Amazon lays out policy stances, says it won’t stop working with energy companies or government

This post was originally published on this site Inc. laid out its official positions on a number of hot-button issues Thursday, and made it clear that it will continue to work with energy companies and the U.S. government.

While many of Amazon’s AMZN, -0.10%   public positions have been known, it is believed to be the first time they have all been presented in one formal document.

“We created this page to provide customers, investors, policymakers, employees, and others our views on certain issues,” Amazon wrote in an introduction. “While our positions are carefully considered and deeply held, there is much room for healthy debate and differing opinions. We hope being clear about our positions is helpful.”

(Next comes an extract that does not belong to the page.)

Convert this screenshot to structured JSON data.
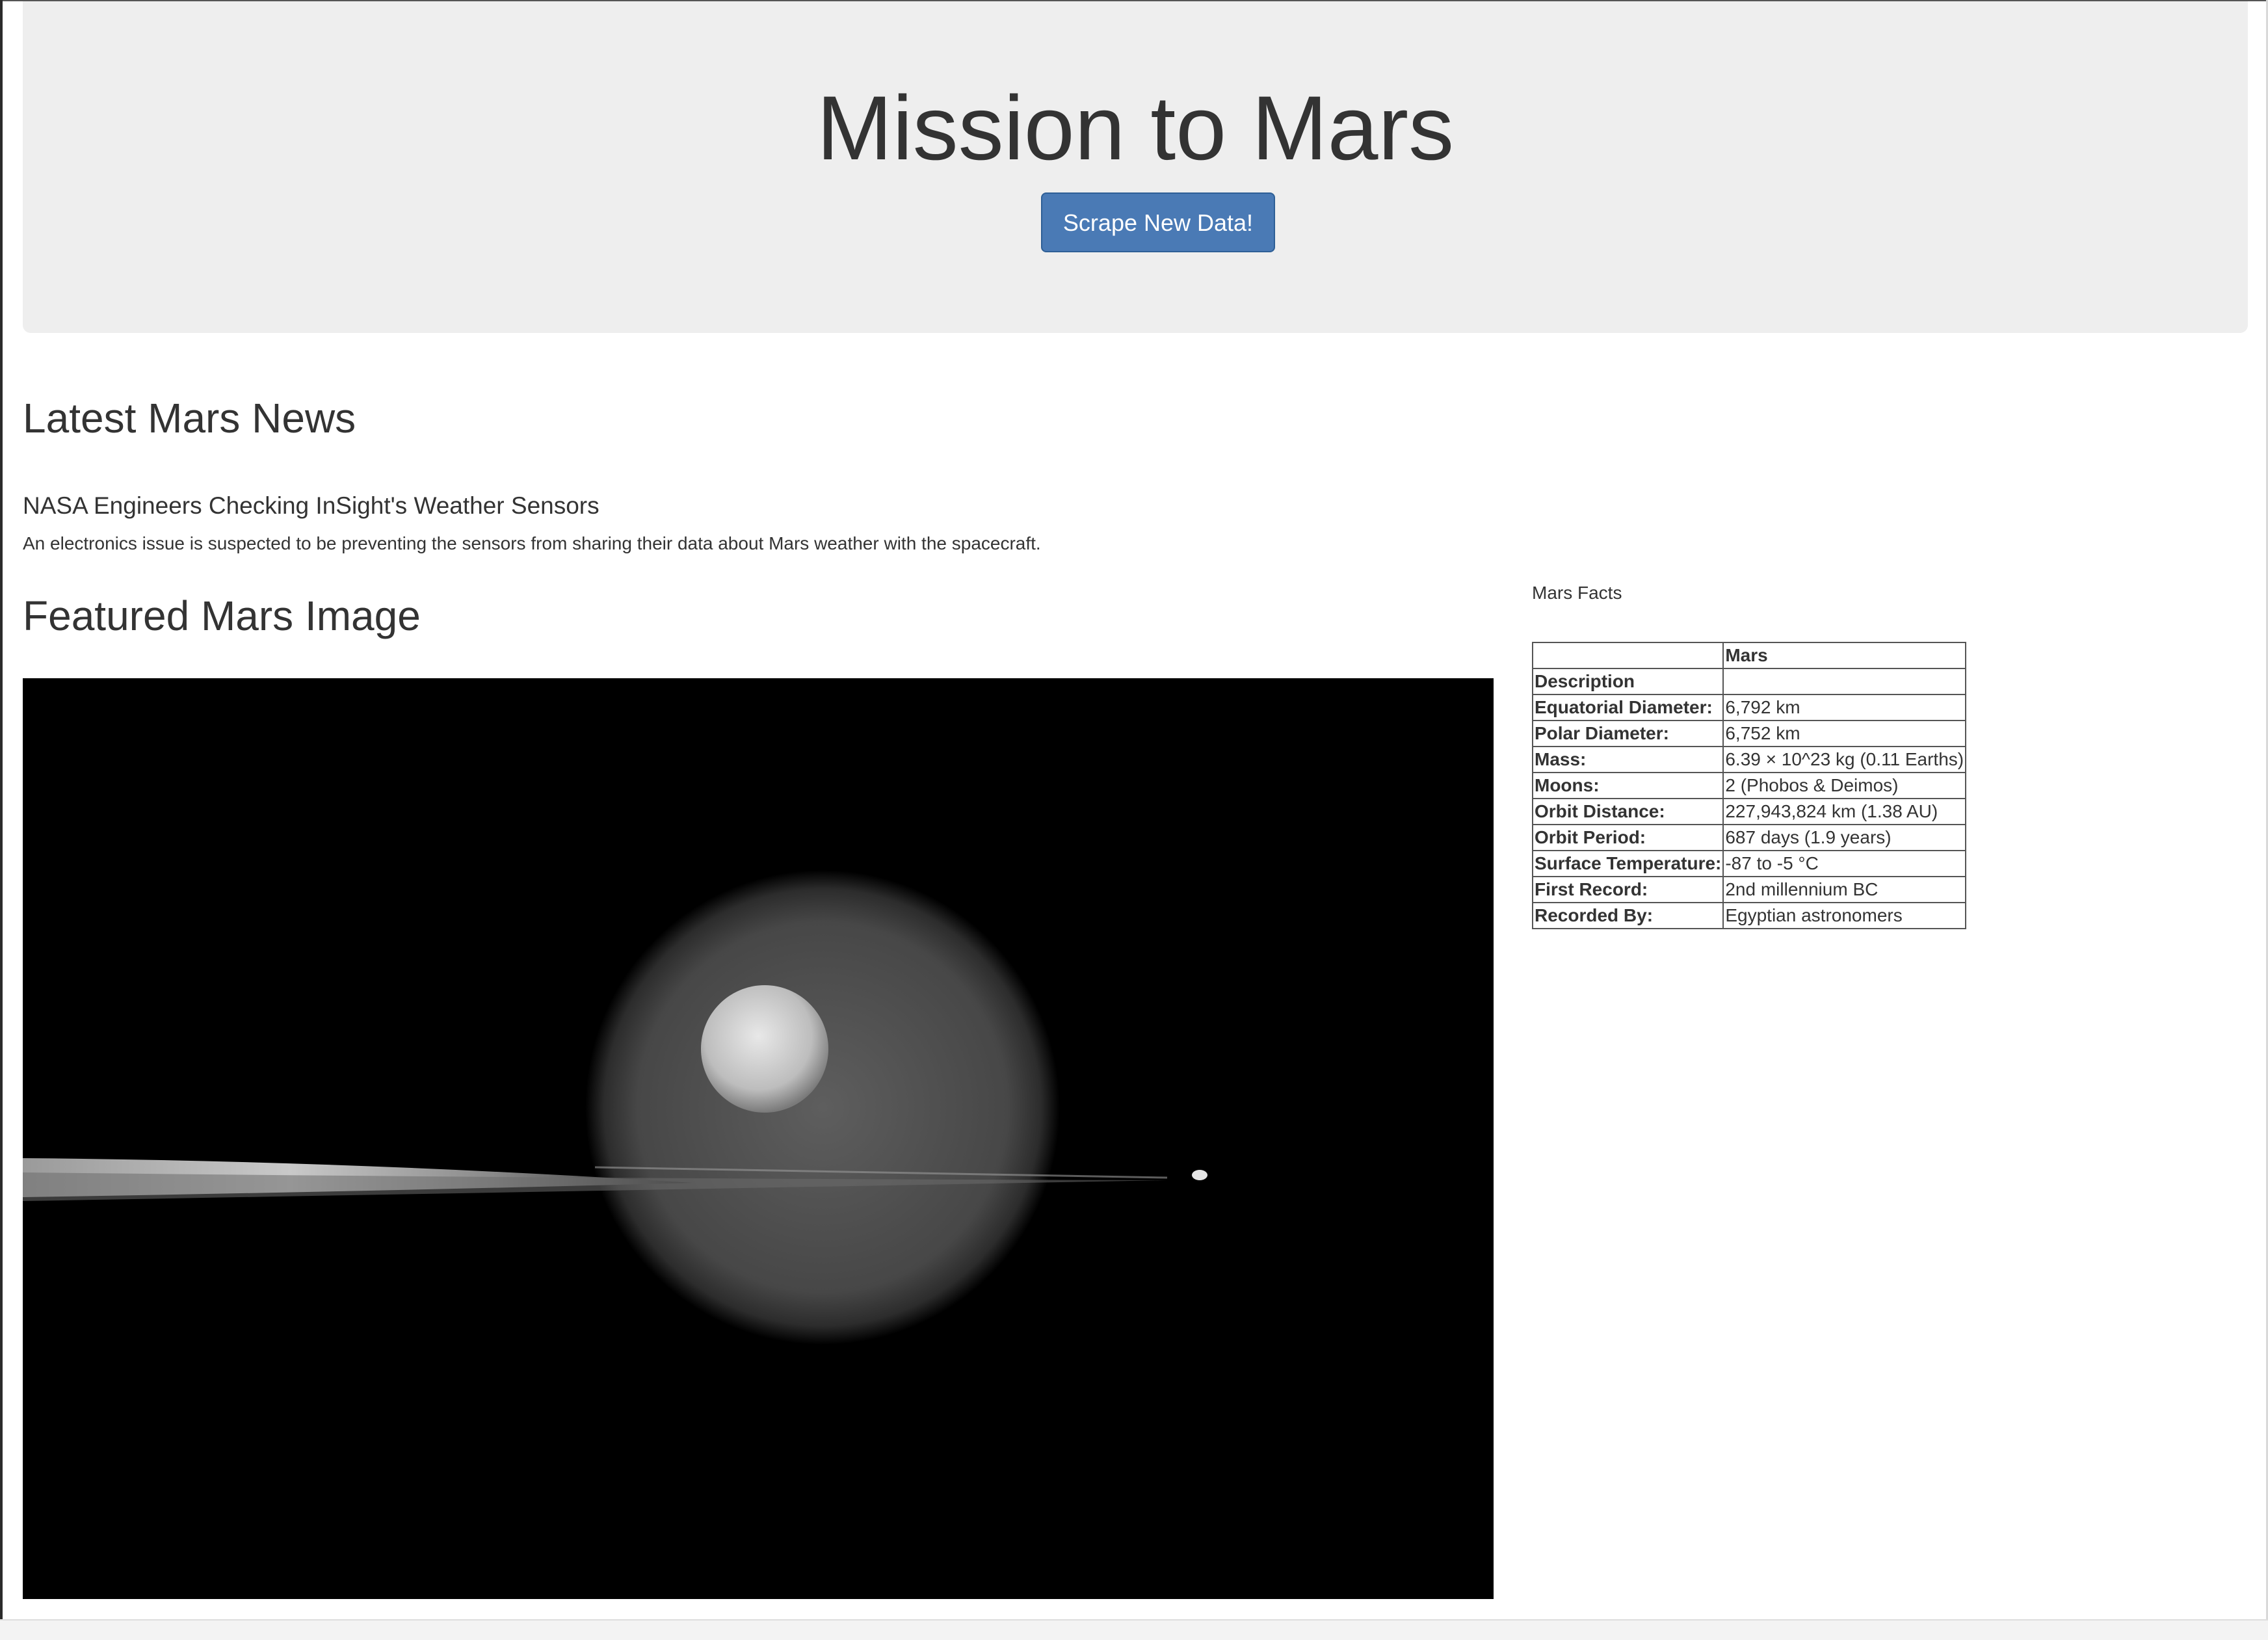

The company weighed in on 11 topics, including support for raising the federal minimum wage, the need to cut carbon emissions to combat climate change, and “fundamental” support for diversity and inclusion in the workforce, as well as the rights of immigrants.

But critics may have been disappointed by two stances: Amazon’s commitment to continue providing cloud services to energy companies and providing federal, state and local governments with “the best technology,” apparently including facial-recognition technology.

While Amazon has pledged to be 100% carbon neutral by 2040, activists have criticized its work with oil and gas companies, and earlier this year thousands of Amazon employees signed an open letter to CEO Jeff Bezos calling for the company to move completely away from fossil fuels and stop making custom platforms for oil and gas exploration.

In its policy statement, Amazon said that won’t happen. “We will continue to provide cloud services to companies in the energy industry to make their legacy businesses less carbon intensive and help them accelerate development of renewable energy businesses,” it read. “We support sustainability programs for our own business, and work with partners to reduce their demand for carbon fuel sources.”

Amazon has also come under fire from employees, artificial-intelligence scholars and civil rights groups for providing facial-recognition technology to law enforcement and immigration agencies, which they say can be misused and is racially biased.

“Governments at all levels — federal, state, and local — should have access to the best technology,” Amazon wrote. “We will continue to provide U.S. government and law enforcement agencies access to the most advanced technology.” The company urged governments to “work quickly to put in place a regulatory framework for facial-recognition technology. . . . to ensure it’s used appropriately.”

Amazon also said corporate tax codes should be reformed “to have neither loopholes that permit artificially lower tax rates nor overlaps that cause higher tax rates or redundant taxation.” Earlier this year, it was revealed that despite billions of dollars in profits, Amazon paid no federal taxes for the past two years.

Amazon shares are up 14.5% year to date, compared to the S&P 500’s SPX, +0.64%   17% gain this year.